‘Critical’: NVCA demands promised funding to restore Great Lakes
‘With accelerated growth … water availability and quality will continue to decline, putting even more pressure on the Great Lakes,’ says conservation authority official
Collingwood’s shoreline along Georgian Bay in Lake Huron.
The Nottawasaga Valley Conservation Authority (NVCA) will join organizations across Canada to ask the federal government to keep its promise to invest $1 billion to restore the Great Lakes.
“Nearly half of Canada’s population lives in the Great Lakes and St. Lawrence River Basin, a region that includes our watershed,” said Gail Little, NVCA chair. “With accelerated growth in these areas, water availability and quality will continue to decline, putting even more pressure on the Great Lakes.

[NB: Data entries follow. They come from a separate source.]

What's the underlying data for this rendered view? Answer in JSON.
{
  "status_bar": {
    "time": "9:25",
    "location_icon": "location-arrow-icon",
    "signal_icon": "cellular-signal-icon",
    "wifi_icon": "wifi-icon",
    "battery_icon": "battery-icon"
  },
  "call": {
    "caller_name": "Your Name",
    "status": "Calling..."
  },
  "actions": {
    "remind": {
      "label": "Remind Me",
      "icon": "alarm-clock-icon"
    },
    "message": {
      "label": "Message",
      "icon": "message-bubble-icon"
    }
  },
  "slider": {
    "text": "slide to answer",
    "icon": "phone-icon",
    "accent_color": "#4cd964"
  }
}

“It is critical that the federal government takes their commitment seriously.”
In 2017, the federal government committed $44.84 million to protect the Great Lakes through the Freshwater Action Plan. The plan includes six program areas, including preventing toxic and nuisance algae and enhancing the resilience of coastal wetlands.
This commitment was renewed in 2021, and the government promised an investment of $1 billion over ten years to restore major bodies of water across the country. However, only 19.6 million was budgeted for the Freshwater Action Plan in 2022.
“All the rivers and streams in the Nottawasaga Watershed eventually flow into Lake Huron,” continued Little. “We are calling on the federal government to make conservation authorities and municipalities eligible for future funding and allocate a portion of this funding to our watershed.”
NVCA has been restoring the Nottawasaga River for many decades. The current flagship project is the Nottawasaga River Restoration Project, where NVCA staff, partners and volunteers are extending high-quality sections of the Upper Nottawasaga River, Pine River and Sheldon Creek to improve water quality and restore fish and wildlife habitat.
“Member municipalities in the Nottawasaga Watershed have been clear about how invaluable federal investments are to the enhancement of our watercourses, environment, quality of life and economies,” added Jonathan Scott, vice chair at NVCA. “We are hopeful this funding will proceed so we can all work together to protect our natural world.”
If the federal government commits to this funding, NVCA looks forward to protecting and building resiliency for the towns of Collingwood and Wasaga Beach by reducing nutrient runoff from rural and urban areas.